Crossing the Bosnia Rally finish line feels almost as surreal as completing Hellas. I can’t feel my hands, my legs are black and blue, my back is on fire, and the bike is all banged up – fried clutch and mangled levers – yet, I can’t wipe the biggest grin off my face. After yesterday’s 350- kilometer stage, today was going to be an easier, fun day… and it turned out to be anything but easy, at least for me and Lucy.
Kicking the last rally day off with a mass convoy to the start line, we started on some flowing forest tracks and gravel roads. Then, the going got tough: rally riders were sent up a slippery mountainside.

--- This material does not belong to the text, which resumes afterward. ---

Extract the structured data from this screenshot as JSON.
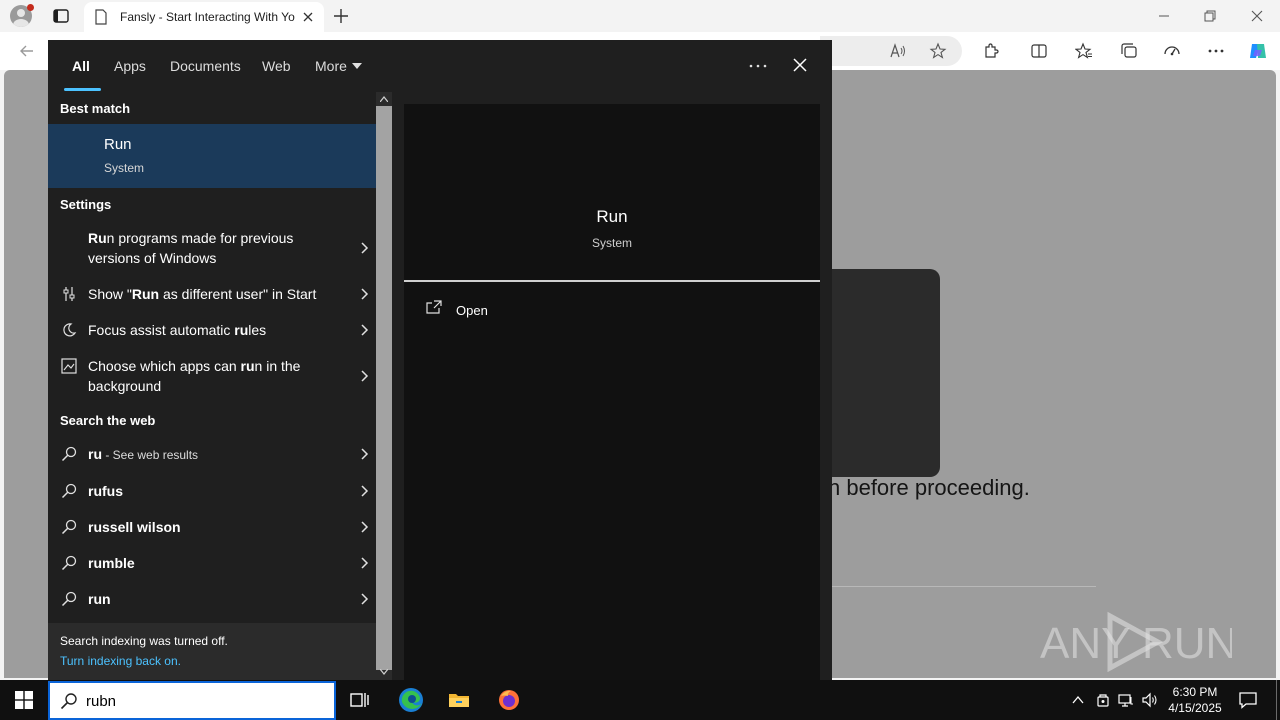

We got thrown right into the deep end negotiating a steep, deeply rutted single track littered with loose rocks and babyhead boulders. I barely made it up the first incline, and I could feel the clutch wasn’t doing too good. Then, after dumping the bike on the rocks for the third or fourth time, I couldn’t get it started again. Poor Lucy was coughing and spluttering, but the engine just wouldn’t tick over. I thought that was the end of my rally: stuck on a single track somewhere on a mountain with a dead bike.
Then it dawned on me that since I’d dropped the bike several times already, I might have flooded the airbox. Sure enough, when I took the cover off, a good half a liter of petrol poured out. I dried the airbox out, wrung out the air filter, and the bike started right up – at that moment, the roar of Lucy’s engine was the most beautiful sound on Earth. Huge thanks to Nick, the South African – German rider who came back to see if I was OK, helped me push the bike off the track, and stuck around for morale while I caught my breath and figured out the airbox deal!
The clutch was just about done, however, so I decided to skip Stage 2 and bail mid-way. I still have to make it to Sarajevo tomorrow, and being stranded in the tiny Bosnian town of Kupres just didn’t seem like a great idea.
Coming back to the bivoauc, I handed my time card in, parked the bike, and realized it was all over. It’s always a strange feeling after completing a rally – on the one hand, you’re happy you survived; on the other, it’s almost like the rally blues are already setting in as you watch the bivouac mechanics pack up and other riders leave one by one.
I still can’t wrap my head around how insanely beautiful Bosnia is, and how lucky I am to have had the opportunity to ride the Bosnia Rally. It’s not for the faint of heart, it pushes you way, way out of your comfort zone, it rewards you with stunning views and, most importantly, amazing company.
Till next time, Bosnia Rally.